== TASK MATERIAL

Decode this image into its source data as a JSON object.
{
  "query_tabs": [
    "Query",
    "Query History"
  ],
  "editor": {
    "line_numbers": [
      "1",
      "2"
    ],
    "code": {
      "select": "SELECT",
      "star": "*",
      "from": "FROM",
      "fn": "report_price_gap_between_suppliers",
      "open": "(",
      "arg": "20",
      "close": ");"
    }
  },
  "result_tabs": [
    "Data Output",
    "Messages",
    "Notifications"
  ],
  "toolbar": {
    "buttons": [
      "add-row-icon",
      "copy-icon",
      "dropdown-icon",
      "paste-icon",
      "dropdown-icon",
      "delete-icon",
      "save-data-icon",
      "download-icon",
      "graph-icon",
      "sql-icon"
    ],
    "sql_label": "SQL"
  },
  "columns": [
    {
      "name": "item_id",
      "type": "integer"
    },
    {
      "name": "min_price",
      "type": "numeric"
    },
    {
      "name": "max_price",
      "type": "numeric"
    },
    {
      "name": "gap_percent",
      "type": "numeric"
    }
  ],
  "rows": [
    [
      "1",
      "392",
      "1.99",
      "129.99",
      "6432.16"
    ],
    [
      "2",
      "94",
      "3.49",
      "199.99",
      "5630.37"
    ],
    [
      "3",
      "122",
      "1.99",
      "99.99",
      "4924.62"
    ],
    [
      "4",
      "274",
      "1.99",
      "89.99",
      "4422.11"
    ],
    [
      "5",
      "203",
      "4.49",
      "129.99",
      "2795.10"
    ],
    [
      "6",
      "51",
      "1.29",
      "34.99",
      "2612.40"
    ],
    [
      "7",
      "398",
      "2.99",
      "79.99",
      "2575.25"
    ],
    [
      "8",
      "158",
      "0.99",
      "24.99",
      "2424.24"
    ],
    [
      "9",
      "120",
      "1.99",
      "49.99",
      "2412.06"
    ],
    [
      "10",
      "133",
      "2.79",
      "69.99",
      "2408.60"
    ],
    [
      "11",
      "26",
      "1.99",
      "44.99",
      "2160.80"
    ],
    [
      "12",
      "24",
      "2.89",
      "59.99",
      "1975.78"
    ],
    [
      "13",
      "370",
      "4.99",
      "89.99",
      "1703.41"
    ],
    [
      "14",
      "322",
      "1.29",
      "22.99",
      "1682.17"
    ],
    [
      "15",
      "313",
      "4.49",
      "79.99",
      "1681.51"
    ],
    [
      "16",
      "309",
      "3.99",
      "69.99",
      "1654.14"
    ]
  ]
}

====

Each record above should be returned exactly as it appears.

Decode this image into its source data as a JSON object.
{
  "query_tabs": [
    "Query",
    "Query History"
  ],
  "editor": {
    "line_numbers": [
      "1",
      "2"
    ],
    "code": {
      "select": "SELECT",
      "star": "*",
      "from": "FROM",
      "fn": "report_price_gap_between_suppliers",
      "open": "(",
      "arg": "20",
      "close": ");"
    }
  },
  "result_tabs": [
    "Data Output",
    "Messages",
    "Notifications"
  ],
  "toolbar": {
    "buttons": [
      "add-row-icon",
      "copy-icon",
      "dropdown-icon",
      "paste-icon",
      "dropdown-icon",
      "delete-icon",
      "save-data-icon",
      "download-icon",
      "graph-icon",
      "sql-icon"
    ],
    "sql_label": "SQL"
  },
  "columns": [
    {
      "name": "item_id",
      "type": "integer"
    },
    {
      "name": "min_price",
      "type": "numeric"
    },
    {
      "name": "max_price",
      "type": "numeric"
    },
    {
      "name": "gap_percent",
      "type": "numeric"
    }
  ],
  "rows": [
    [
      "1",
      "392",
      "1.99",
      "129.99",
      "6432.16"
    ],
    [
      "2",
      "94",
      "3.49",
      "199.99",
      "5630.37"
    ],
    [
      "3",
      "122",
      "1.99",
      "99.99",
      "4924.62"
    ],
    [
      "4",
      "274",
      "1.99",
      "89.99",
      "4422.11"
    ],
    [
      "5",
      "203",
      "4.49",
      "129.99",
      "2795.10"
    ],
    [
      "6",
      "51",
      "1.29",
      "34.99",
      "2612.40"
    ],
    [
      "7",
      "398",
      "2.99",
      "79.99",
      "2575.25"
    ],
    [
      "8",
      "158",
      "0.99",
      "24.99",
      "2424.24"
    ],
    [
      "9",
      "120",
      "1.99",
      "49.99",
      "2412.06"
    ],
    [
      "10",
      "133",
      "2.79",
      "69.99",
      "2408.60"
    ],
    [
      "11",
      "26",
      "1.99",
      "44.99",
      "2160.80"
    ],
    [
      "12",
      "24",
      "2.89",
      "59.99",
      "1975.78"
    ],
    [
      "13",
      "370",
      "4.99",
      "89.99",
      "1703.41"
    ],
    [
      "14",
      "322",
      "1.29",
      "22.99",
      "1682.17"
    ],
    [
      "15",
      "313",
      "4.49",
      "79.99",
      "1681.51"
    ],
    [
      "16",
      "309",
      "3.99",
      "69.99",
      "1654.14"
    ]
  ]
}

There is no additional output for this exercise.